The War Zone hasn’t yet been able to geolocate the supposed target using commercial satellite imagery that matches what is seen in the video, which appears more like a large above-ground warehouse or barn. There’s also a distinct lack of secondary explosions as one would expect when rocket fuel and explosives cook-off. It’s still possible a Kinzhal hit the base, but the video is suspect at a minimum.
The use of Kinzhal to hit this target is also further evidence of how Ukraine’s air defenses remain a potent deterrent to Russian forces. They have been remarkably effective against Russian aircraft, and have had some success against cruise missiles, as well, but that has not stopped cruise missiles from delivering successful attacks to targets in Ukraine’s far west. Regardless, it is becoming crystal clear that Russia remains unwilling or unable to fly manned strike aircraft against targets that far west given the Ukrainian counter-air threat.
But beyond Kinzhal’s standoff range and it being designed to defeat air defenses, it isn’t clear why this target necessitated its use. The hardened nature of the supposed weapons bunker would potentially make a ballistic missile a good choice to destroy it, but Russia has far more conventional Iskander-M ground-launched ballistic missiles that can be employed to do so.
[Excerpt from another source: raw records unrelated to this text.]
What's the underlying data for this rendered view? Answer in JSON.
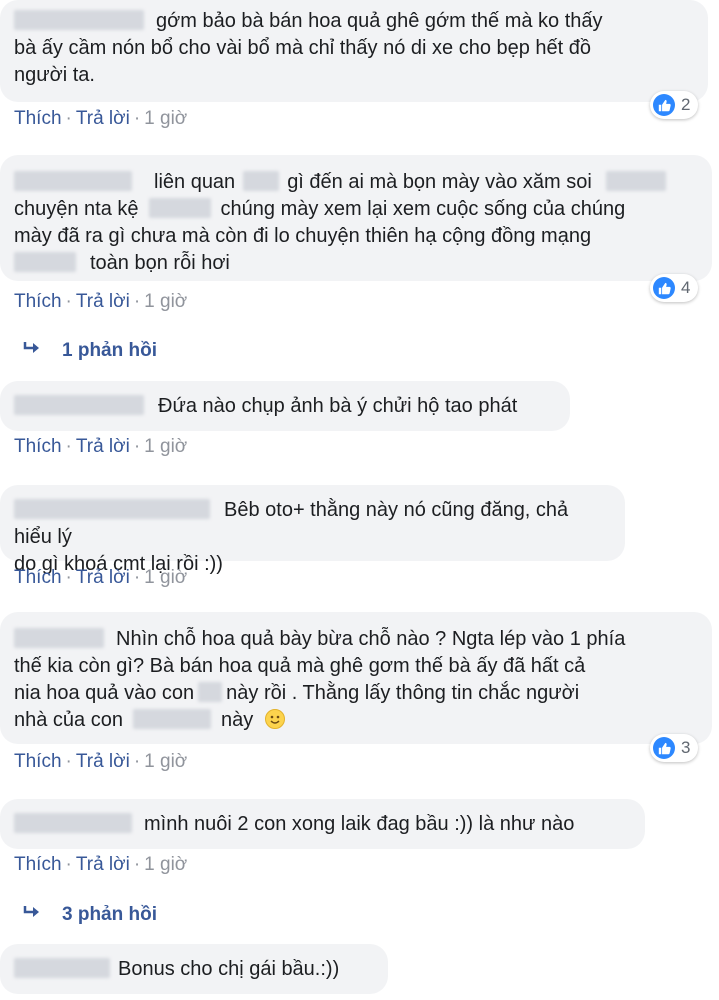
{
  "colors": {
    "bubble": "#f2f3f5",
    "link": "#385898",
    "meta": "#90949c",
    "like_badge": "#2d88ff"
  },
  "actions": {
    "like": "Thích",
    "reply": "Trả lời",
    "separator": "·",
    "time": "1 giờ"
  },
  "comments": [
    {
      "lines": [
        "gớm bảo bà bán hoa quả ghê gớm thế mà ko thấy",
        "bà ấy cầm nón bổ cho vài bổ mà chỉ thấy nó di xe cho bẹp hết đồ",
        "người ta."
      ],
      "reactions": "2"
    },
    {
      "lines": [
        "liên quan",
        "gì đến ai mà bọn mày vào xăm soi",
        "chuyện nta kệ",
        "chúng mày xem lại xem cuộc sống của chúng",
        "mày đã ra gì chưa mà còn đi lo chuyện thiên hạ cộng đồng mạng",
        "toàn bọn rỗi hơi"
      ],
      "reactions": "4",
      "replies": "1 phản hồi"
    },
    {
      "lines": [
        "Đứa nào chụp ảnh bà ý chửi hộ tao phát"
      ]
    },
    {
      "lines": [
        "Bêb oto+ thằng này nó cũng đăng, chả hiểu lý",
        "do gì khoá cmt lại rồi :))"
      ]
    },
    {
      "lines": [
        "Nhìn chỗ hoa quả bày bừa chỗ nào ? Ngta lép vào 1 phía",
        "thế kia còn gì? Bà bán hoa quả mà ghê gơm thế bà ấy đã hất cả",
        "nia hoa quả vào con",
        "này rồi . Thằng lấy thông tin chắc người",
        "nhà của con",
        "này"
      ],
      "reactions": "3"
    },
    {
      "lines": [
        "mình nuôi 2 con xong laik đag bầu :)) là như nào"
      ],
      "replies": "3 phản hồi"
    },
    {
      "lines": [
        "Bonus cho chị gái bầu.:))"
      ]
    }
  ],
  "icons": {
    "like": "thumbs-up-icon",
    "reply_arrow": "reply-arrow-icon",
    "smile": "smiling-emoji-icon"
  }
}
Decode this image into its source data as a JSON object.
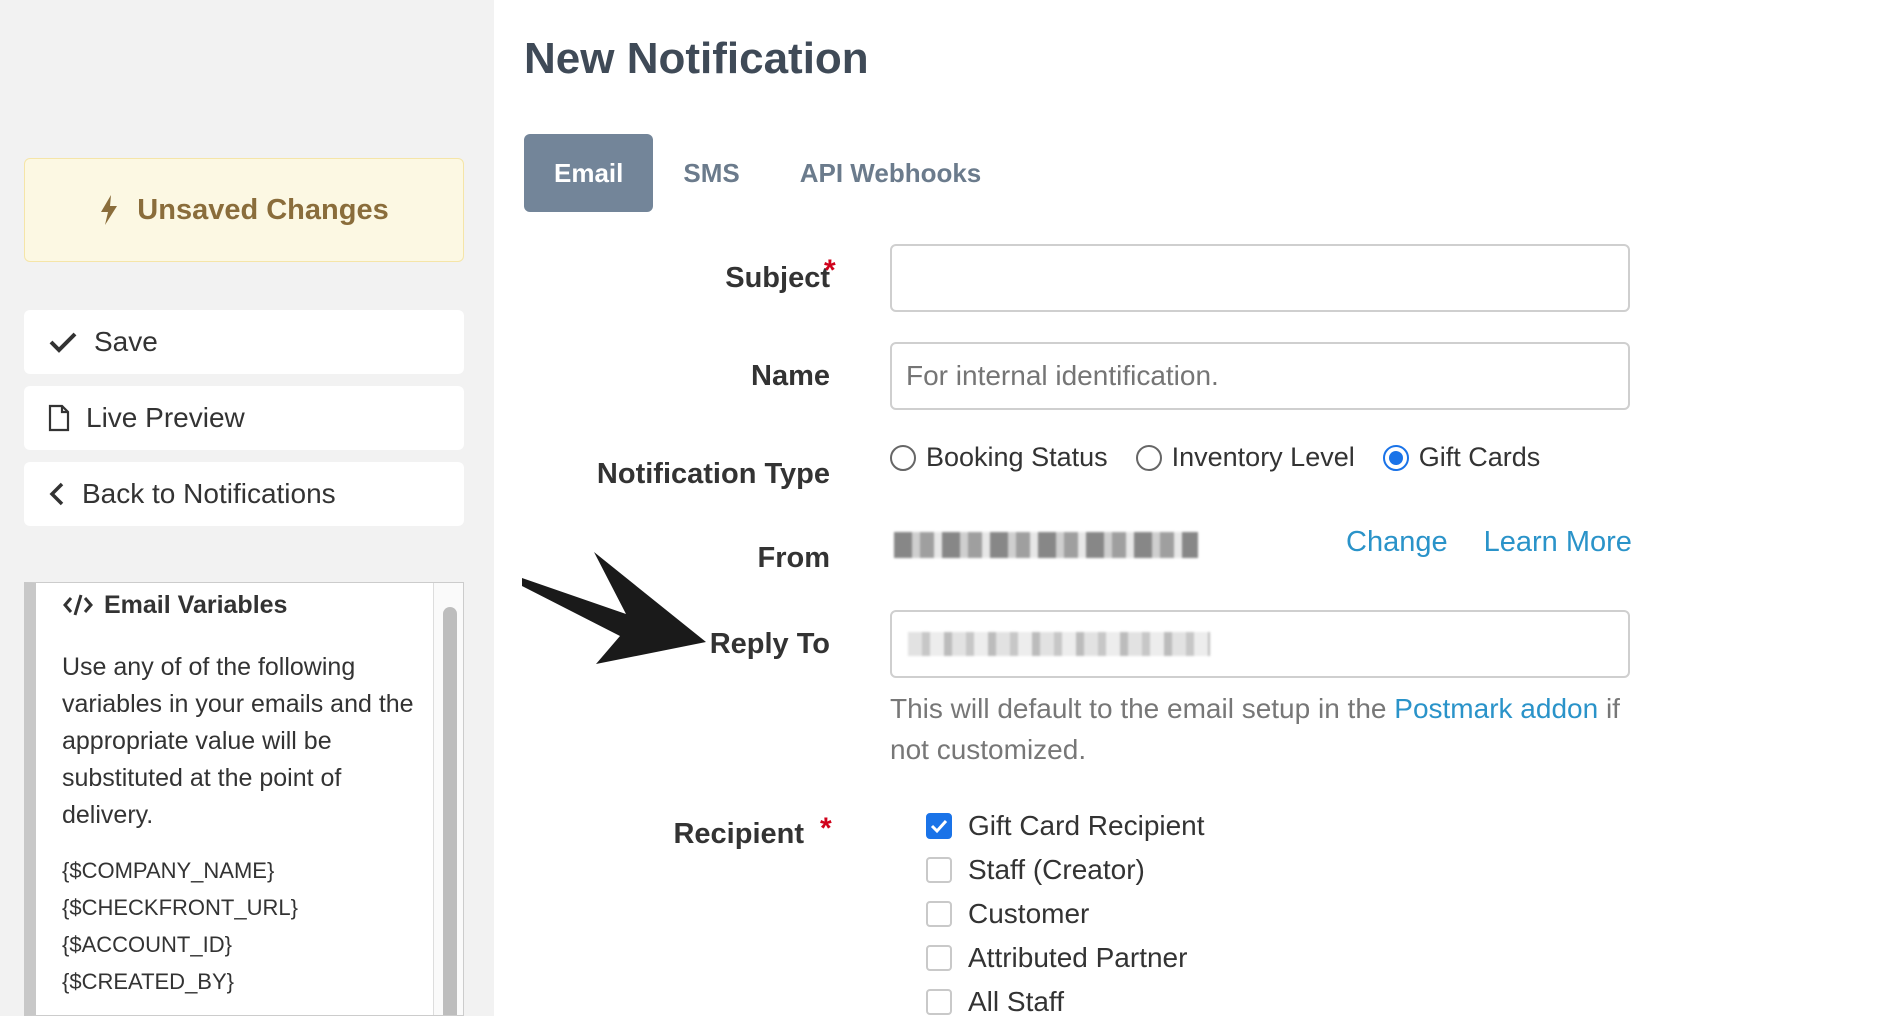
{
  "sidebar": {
    "unsaved_label": "Unsaved Changes",
    "save_label": "Save",
    "live_preview_label": "Live Preview",
    "back_label": "Back to Notifications",
    "email_variables": {
      "title": "Email Variables",
      "description": "Use any of of the following variables in your emails and the appropriate value will be substituted at the point of delivery.",
      "variables": [
        "{$COMPANY_NAME}",
        "{$CHECKFRONT_URL}",
        "{$ACCOUNT_ID}",
        "{$CREATED_BY}"
      ]
    }
  },
  "main": {
    "title": "New Notification",
    "tabs": [
      {
        "label": "Email",
        "active": true
      },
      {
        "label": "SMS",
        "active": false
      },
      {
        "label": "API Webhooks",
        "active": false
      }
    ],
    "subject": {
      "label": "Subject",
      "value": ""
    },
    "name": {
      "label": "Name",
      "placeholder": "For internal identification."
    },
    "notification_type": {
      "label": "Notification Type",
      "options": [
        {
          "label": "Booking Status",
          "checked": false
        },
        {
          "label": "Inventory Level",
          "checked": false
        },
        {
          "label": "Gift Cards",
          "checked": true
        }
      ]
    },
    "from": {
      "label": "From",
      "change_label": "Change",
      "learn_more_label": "Learn More"
    },
    "reply_to": {
      "label": "Reply To",
      "help_prefix": "This will default to the email setup in the",
      "help_link": "Postmark addon",
      "help_suffix": "if not customized."
    },
    "recipient": {
      "label": "Recipient",
      "options": [
        {
          "label": "Gift Card Recipient",
          "checked": true
        },
        {
          "label": "Staff (Creator)",
          "checked": false
        },
        {
          "label": "Customer",
          "checked": false
        },
        {
          "label": "Attributed Partner",
          "checked": false
        },
        {
          "label": "All Staff",
          "checked": false
        }
      ]
    }
  },
  "colors": {
    "accent": "#1a73e8",
    "tab_active": "#738599",
    "link": "#2a93c9",
    "warning_bg": "#fcf8e3",
    "warning_text": "#8a6d3b",
    "required": "#d0021b"
  }
}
But considering air defenses were clearly a reason to use such a high-end capability to hit the weapons bunker, it further begs the question of how a lowly Orlan-10 unmanned aerial vehicle managed to get over the supposed target area to film the attack.
Orlan-10’s range is typically stated to be between 120 and 150 kilometers, or between around 75 and 93 miles. However, it is said to be able to conduct operations out to a range of 600 kilometers, or almost 373 miles, in an „off-line mode“ along a preplanned route where it can record video footage, but not transmit it in real-time. One of these drones recently reportedly crashed in northwestern Romania more than a week ago, suggesting that they have been employed in this general region of Ukraine before. With these ranges in mind, an Orlan-10 could potentially fly to this part of Ukraine from southern Belarus, but could also have been launched from Moldova’s pro-Russian breakaway region of Transnistria. Nevertheless, the fact that it was just flying around this remote target area indicates that recording the strike was well worth losing the drone over or that it happened in a different area altogether.
There’s also an element of further messaging to NATO here, allegedly using one of Russia’s most advanced offensive capabilities against another Ukrainian base close to the border. You can read about our coverage of the Russians’ strike on a former NATO training base near the Polish border last week here.
Also, as we predicted before Russia’s invasion of Ukraine kicked off, the Kremlin would eventually use the conflict to showcase its most advanced capabilities and weapons innovations. This also fits into the strategic messaging component.
Above all else, maybe the most pressing question is why was this capability used now? Why weren’t Kinzhals used during the opening hours and days of the conflict to blind command and control, knock out air defenses, and neuter the enemy’s ability to effectively fight in a coordinated manner? That question is still very much up for debate as is Russia’s overall capacity to execute a modern integrated military operation. But in the meantime, the peculiar use of standoff weapons, and in small numbers, tells a lot about Russia’s stocks of precision-guided weaponry — although these revelations are not really all that new — and especially when it comes to the more expensive and advanced standoff kind. Maybe it is a sign that Iskander-M stocks are already running low.
In the end, not everything adds up here. That’s just the reality. It is just as possible we are seeing a standard Iskander-M attack in the video as one by Kinzhal, although maybe we will get more proof otherwise. The fact that sources in the U.S. government have also confirmed Kinzhal’s use points to the possibility that maybe its target was different than what was claimed, and this would fit with the discrepancies with the video. It’s also possible that the U.S. assessment will change as this is still a very new development.